And God said to him in the dream: “Also I knew that you did this with a blameless heart, and I, even I, restrained you from erring against me. Therefore I did not let you touch her. And now, restore the man’s wife. Since he is a prophet, he will pray for your benefit and life.” (Genesis 20:6-7)
The early commentary assumes that the king of Gerar also executes husbands in order to marry their wives, so Abraham’s deception is once again justified. Furthermore, since God calls Abraham a prophet, both the Talmud and Bereishit Rabbah conclude that Abraham knows ahead of time that God will protect Sarah.6 Therefore he is not guilty of pimping his wife.
I disagree. After traveling toward Egypt for weeks, does Abraham suddenly remember the bizarre ethics of Egyptians? It is more likely that he gets a brilliant idea for acquiring a lot more wealth in livestock and slaves—if his scam comes off. That would also explain why he does not return the bride-price after the pharaoh discovers his scam.
He destroys his wife’s honor by putting her in a position where she, too, is exposed as a liar, and where she stays in Pharaoh’s harem long enough for her chastity to be in question. He is careless about her reputation and does not even consider her self-esteem.
Years later, Abraham uses the same scam to swindle Avimelekh of Gerar—apparently for no reason except that he can get away with it and make a profit.
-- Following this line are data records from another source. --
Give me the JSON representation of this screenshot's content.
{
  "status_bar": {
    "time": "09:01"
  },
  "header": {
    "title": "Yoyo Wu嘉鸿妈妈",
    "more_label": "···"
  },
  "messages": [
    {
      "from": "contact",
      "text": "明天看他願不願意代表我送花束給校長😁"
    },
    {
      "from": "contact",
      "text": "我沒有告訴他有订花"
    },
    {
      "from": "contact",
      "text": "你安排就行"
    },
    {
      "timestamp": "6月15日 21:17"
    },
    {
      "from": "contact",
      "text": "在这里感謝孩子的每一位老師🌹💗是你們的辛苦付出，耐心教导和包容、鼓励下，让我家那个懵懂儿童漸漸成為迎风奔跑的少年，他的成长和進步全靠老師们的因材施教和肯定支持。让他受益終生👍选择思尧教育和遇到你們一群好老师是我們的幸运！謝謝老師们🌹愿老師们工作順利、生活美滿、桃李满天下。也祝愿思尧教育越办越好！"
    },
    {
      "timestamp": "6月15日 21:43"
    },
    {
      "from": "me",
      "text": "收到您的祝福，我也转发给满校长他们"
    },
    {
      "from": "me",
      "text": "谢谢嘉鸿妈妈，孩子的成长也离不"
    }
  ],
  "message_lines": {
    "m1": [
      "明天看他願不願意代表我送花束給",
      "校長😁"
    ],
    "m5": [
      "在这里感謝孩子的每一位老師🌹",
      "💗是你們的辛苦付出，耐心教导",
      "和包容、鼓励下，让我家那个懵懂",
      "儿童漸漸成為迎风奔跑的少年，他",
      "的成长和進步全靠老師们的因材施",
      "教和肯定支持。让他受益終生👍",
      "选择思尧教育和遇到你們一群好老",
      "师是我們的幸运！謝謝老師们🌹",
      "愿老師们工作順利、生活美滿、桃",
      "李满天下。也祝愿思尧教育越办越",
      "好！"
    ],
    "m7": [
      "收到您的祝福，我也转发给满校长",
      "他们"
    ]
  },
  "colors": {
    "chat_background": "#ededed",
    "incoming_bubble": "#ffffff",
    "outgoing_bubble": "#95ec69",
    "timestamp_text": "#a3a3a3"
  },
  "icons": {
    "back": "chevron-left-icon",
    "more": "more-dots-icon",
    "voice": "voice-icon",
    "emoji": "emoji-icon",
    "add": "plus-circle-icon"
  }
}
No sense of honor stops him, nor does any consideration for either his wife or the afflicted king.
Abraham is an amusing trickster, and nobody is killed on his account. He happily prays for healing for Avimelekh—once he has received the king’s gifts. But he fails to meet his moral obligations either to his wife or to the kings of the countries where he is a guest.
Abraham does, in effect, pimp his wife. Why does he feel no jealousy? If marrying the two kings were Sarah’s idea, then he might be granting her the freedom he enjoys as a man. But Abraham, not Sarah, is the one who initiates the scam both times.
If he knows ahead of time that God will prevent both kings from touching Sarah, then he is spared from jealousy over his property, i.e. his wife.
Or perhaps Abraham does not really care what happens to Sarah. The Torah says Isaac loves his wife, Rebecca,7 and Jacob loves one of his wives, Rachel,8 but it does not say Abraham loves any of the three women he has children with.9
There is more than one way to avoid jealousy in a marriage.
- In Exodus 21:7-11, sexual duties are part of the job description of a daughter sold as a slave.
- For example, in Genesis 29:31-30:24, Leah envies Rachel because their mutual husband, Jacob, loves Rachel more. Rachel envies Leah because Leah regularly bears Jacob children. In 1 Samuel 1:1-8, Hannah is jealous of her husband Elkanah’s other wife, Peninah, because Peninah has children.2
- Leviticus 20:10, Deuteronomy 22:22. The Talmud later added so many extra requirements for conviction of adultery that the death penalty was no longer practiced. A man is free to have sexual intercourse with an unbetrothed virgin as long as he then pays her father a bride-price and marries her (Deuteronomy 22:28).
- Deuteronomy 24:1.
- Kinah for God is usually translated as “zeal”, and kinah of one human over another human is usually translated as “jealousy”. God’s kinah regarding humans is often translated as “fury”, though Isaiah and Zecharaiah refer to God’s kinah meaning God’s zeal to ensure a good future for the Israelites (Isaiah 9:6, 11:11, 37:32; Zechariah 1:14, 8:2).
- Talmud Makkot 9b, Bereishit Rabbah.
- When God tells him to obey Sarah and send away Hagar and her son Ishmael, he is only troubled about Ishmael (Genesis 21:9-12).
- Genesis 24:67.
- Genesis 29:18.
- Sarah (Genesis 21:2), Hagar (Genesis 16:15), and Keturah (Genesis 25:1-2).